Good news on the email front this week, at least according to a study released by Forrester Research called “E-Mail Marketing Comes of Age.” The report notes that email is now ubiquitous with 97% of all consumers, and 94% of marketers using email. This is up from a CMO Magazine study a year ago that stated 72% of marketers are using email as a marketing channel.
Click-through rates have remained steady, about 5%, for the last four years, but those who do click through are the kind of customers marketers, especially retailers, are looking for. Those who buy products marketed through email spend 138% more than those who are non-readers of email marketing. And an astounding 50% of those who open and read email marketing messages are more likely to purchase impulse items once they get to the site.
For word-of-mouth marketers, the study shows that three out of five people who forward email messages to friends are women, and that one-third of consumers who maintain a separate email address to receive email promotions are in the 18-34 year old range.
So what does this mean to the marketer in general? I think it comes as no surprise to anyone working in the email marketing industry that email works. We’ve all known it for quite a while. So the value of the Forrester study is not to those working in the trenches. The value of a study such as this is ammunition for email marketers to educate upper management about the importance of this channel in reaching their customer base.
The biggest threat to email marketing is not spam, or delivery, or open rates, or click-throughs. The biggest threat is the lack of education of upper management on the importance of email as a marketing channel. If you are a retailer, especially, not to have a comprehensive email marketing plan in place is like leaving diamonds on the sidewalk.
And now that we have our “email marketing” quota for today’s article done, it is time for a little rare off-topic discussion. My family just may be the canary in the coal mine for a new trend: the return of radio as a family entertainment. Here is what I mean: I was the first guy in my neighborhood two weeks ago to buy an AppleTV. For those who do not know what this device is, it is an elegantly designed unit from the folks at Apple that connects to your stereo and wide- screen TV and streams all your media from your computer into your living room.
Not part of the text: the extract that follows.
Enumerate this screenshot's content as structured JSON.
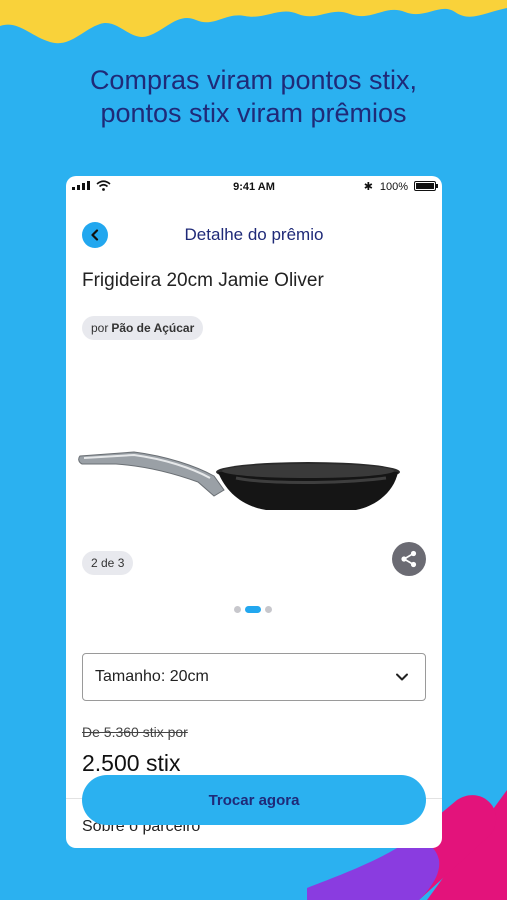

I originally purchased it in order to stream my extensive music collection through my big magneplanar stereo speakers. I did try out the “TV” portion by downloading “Terminator 2” and an episode of the old Alfred Hitchcock show, and it worked great: the Terminator movie looked just like a DVD.
But the real eye-opener was this: my family sat around all Saturday morning listening to podcasts from our favorite NPR programs. We literally sat around the TV, looking at the screen saver while listening to “Fresh Air,” “This American Life,” and “Sound Check.” The next night my son and I were listening to podcasts of two interviews with authors and we were debating the relative merits of each one’s philosophy. And it was FUN.
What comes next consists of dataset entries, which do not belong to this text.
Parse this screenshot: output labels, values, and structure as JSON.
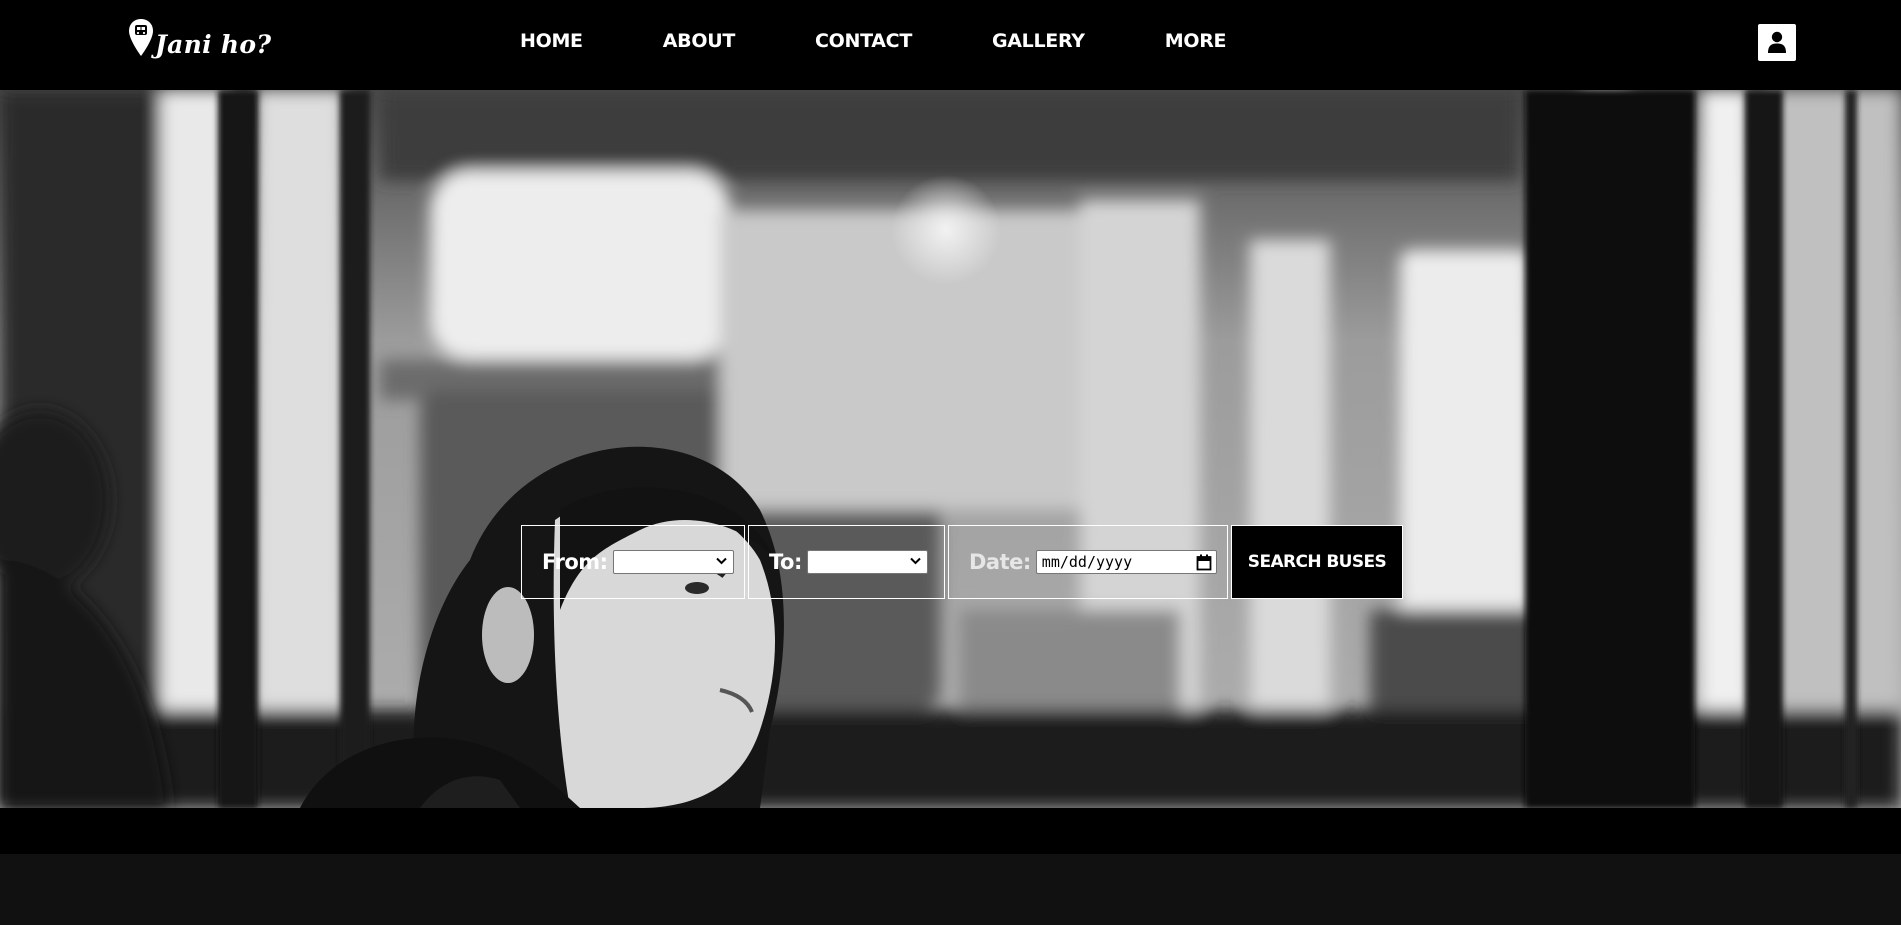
{
  "brand": {
    "name": "Jani ho?",
    "logo_icon": "map-pin-bus-icon"
  },
  "nav": {
    "items": [
      {
        "label": "HOME"
      },
      {
        "label": "ABOUT"
      },
      {
        "label": "CONTACT"
      },
      {
        "label": "GALLERY"
      },
      {
        "label": "MORE"
      }
    ]
  },
  "header": {
    "user_icon": "user-icon"
  },
  "search": {
    "from_label": "From:",
    "from_value": "",
    "to_label": "To:",
    "to_value": "",
    "date_label": "Date:",
    "date_placeholder": "mm/dd/yyyy",
    "date_icon": "calendar-icon",
    "button_label": "SEARCH BUSES"
  },
  "colors": {
    "header_bg": "#000000",
    "text": "#ffffff",
    "button_bg": "#000000",
    "footer_band": "#111111"
  }
}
Podcasts and iPods have always been a solitary experience. But the new AppleTV suddenly places radio content front and center in the family entertainment area. Looking at my 13-year-old, my 16-year-old, and my wife sitting in our individual Barcaloungers (yeah, I know -- we’re sick) staring out into space and listening to the radio, I thought – Is there a golden age of radio in our future?
Every new device represents the possibility of a wave change that marketers should be aware of. AppleTV may represent a tsunami.